New roaming charges mean it is now cheaper to use your mobile phone when travelling abroad in the European Union.
From today (Monday, 1 July) you should be charged no more than to €0.24 (around 21p) per minute excluding VAT to make a call.
The cost of receiving a call should be no more than €0.07 (around 6p) per minute excluding VAT, while the price of sending a text should cost no more than €0.08 (around 7p) per text.
The cost of using your phone to get online will also fall from Monday.
Mobile phone companies must charge no more than 45 cents (38p) per megabyte of data, plus VAT – down from 75 cents currently.
All mobile operators have to apply a cut-off limit once you have used €50 (excluding VAT) – around £40 – of data per month, wherever you travel in the world unless you choose to opt out.
The cost of using your phone within the European Union is capped under EU law, which sets out ‘euro-tariffs’.
However, these tariffs are not available in Switzerland or Turkey so beware that you could be charged more for using your mobile in these countries.
Costs also tend to be much higher outside Europe – particularly data roaming costs – so if you are heading further afield, think about how you plan to use your phone in advance.
For instance, outside the EU you can be charged every time a voicemail is left on your phone, even if you don’t listen to it.
Using your mobile abroad
Ofcom’s comprehensive guide to using your mobile abroad explains what you can do to avoid running up a large mobile bill overseas.
It has information on turning off data roaming – including video guides explaining how to change settings on some of the most popular smartphones.
The guide is supported by a number of organisations including Citizens Advice, ABTA, Rough Guides and DK Travel.
Advice and complaints
Your fixed line, mobile and internet
Our job is to make sure that phone companies treat you fairly.
Our advice and monitoring forms
TV and Radio Programmes
Are you concerned about a programme you have seen on television or listened to on the radio?
Find out how to complain
TV and Radio reception problems
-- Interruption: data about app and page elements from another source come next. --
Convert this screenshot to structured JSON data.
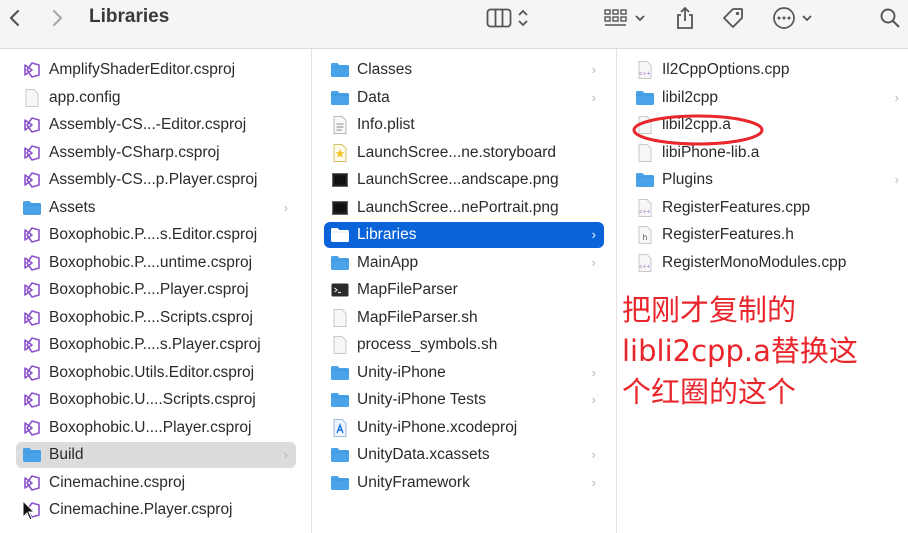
{
  "toolbar": {
    "title": "Libraries",
    "icons": [
      "back-chevron-icon",
      "forward-chevron-icon",
      "column-view-icon",
      "sort-chevrons-icon",
      "grid-view-icon",
      "dropdown-chevron-icon",
      "share-icon",
      "tag-icon",
      "more-icon",
      "dropdown-chevron-icon",
      "search-icon"
    ]
  },
  "column1": {
    "items": [
      {
        "label": "AmplifyShaderEditor.csproj",
        "icon": "csproj-icon"
      },
      {
        "label": "app.config",
        "icon": "file-icon"
      },
      {
        "label": "Assembly-CS...-Editor.csproj",
        "icon": "csproj-icon"
      },
      {
        "label": "Assembly-CSharp.csproj",
        "icon": "csproj-icon"
      },
      {
        "label": "Assembly-CS...p.Player.csproj",
        "icon": "csproj-icon"
      },
      {
        "label": "Assets",
        "icon": "folder-icon",
        "folder": true
      },
      {
        "label": "Boxophobic.P....s.Editor.csproj",
        "icon": "csproj-icon"
      },
      {
        "label": "Boxophobic.P....untime.csproj",
        "icon": "csproj-icon"
      },
      {
        "label": "Boxophobic.P....Player.csproj",
        "icon": "csproj-icon"
      },
      {
        "label": "Boxophobic.P....Scripts.csproj",
        "icon": "csproj-icon"
      },
      {
        "label": "Boxophobic.P....s.Player.csproj",
        "icon": "csproj-icon"
      },
      {
        "label": "Boxophobic.Utils.Editor.csproj",
        "icon": "csproj-icon"
      },
      {
        "label": "Boxophobic.U....Scripts.csproj",
        "icon": "csproj-icon"
      },
      {
        "label": "Boxophobic.U....Player.csproj",
        "icon": "csproj-icon"
      },
      {
        "label": "Build",
        "icon": "folder-icon",
        "folder": true,
        "selected": "gray"
      },
      {
        "label": "Cinemachine.csproj",
        "icon": "csproj-icon"
      },
      {
        "label": "Cinemachine.Player.csproj",
        "icon": "csproj-icon"
      }
    ]
  },
  "column2": {
    "items": [
      {
        "label": "Classes",
        "icon": "folder-icon",
        "folder": true
      },
      {
        "label": "Data",
        "icon": "folder-icon",
        "folder": true
      },
      {
        "label": "Info.plist",
        "icon": "plist-icon"
      },
      {
        "label": "LaunchScree...ne.storyboard",
        "icon": "storyboard-icon"
      },
      {
        "label": "LaunchScree...andscape.png",
        "icon": "image-icon"
      },
      {
        "label": "LaunchScree...nePortrait.png",
        "icon": "image-icon"
      },
      {
        "label": "Libraries",
        "icon": "folder-icon",
        "folder": true,
        "selected": "blue"
      },
      {
        "label": "MainApp",
        "icon": "folder-icon",
        "folder": true
      },
      {
        "label": "MapFileParser",
        "icon": "terminal-icon"
      },
      {
        "label": "MapFileParser.sh",
        "icon": "file-icon"
      },
      {
        "label": "process_symbols.sh",
        "icon": "file-icon"
      },
      {
        "label": "Unity-iPhone",
        "icon": "folder-icon",
        "folder": true
      },
      {
        "label": "Unity-iPhone Tests",
        "icon": "folder-icon",
        "folder": true
      },
      {
        "label": "Unity-iPhone.xcodeproj",
        "icon": "xcodeproj-icon"
      },
      {
        "label": "UnityData.xcassets",
        "icon": "folder-icon",
        "folder": true
      },
      {
        "label": "UnityFramework",
        "icon": "folder-icon",
        "folder": true
      }
    ]
  },
  "column3": {
    "items": [
      {
        "label": "Il2CppOptions.cpp",
        "icon": "cpp-icon"
      },
      {
        "label": "libil2cpp",
        "icon": "folder-icon",
        "folder": true
      },
      {
        "label": "libil2cpp.a",
        "icon": "file-icon"
      },
      {
        "label": "libiPhone-lib.a",
        "icon": "file-icon"
      },
      {
        "label": "Plugins",
        "icon": "folder-icon",
        "folder": true
      },
      {
        "label": "RegisterFeatures.cpp",
        "icon": "cpp-icon"
      },
      {
        "label": "RegisterFeatures.h",
        "icon": "header-icon"
      },
      {
        "label": "RegisterMonoModules.cpp",
        "icon": "cpp-icon"
      }
    ]
  },
  "annotation": {
    "lines": [
      "把刚才复制的",
      "libli2cpp.a替换这",
      "个红圈的这个"
    ],
    "color": "#e8262b"
  },
  "colors": {
    "selection_blue": "#0a63d8",
    "selection_gray": "#dcdcdc",
    "folder_blue": "#4aa3e8"
  }
}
The BBC are responsible for investigating complaints of interference to domestic radio and television.
Advice and how to report a problem
Stay up to date
The Communications Market
The Consumer Experience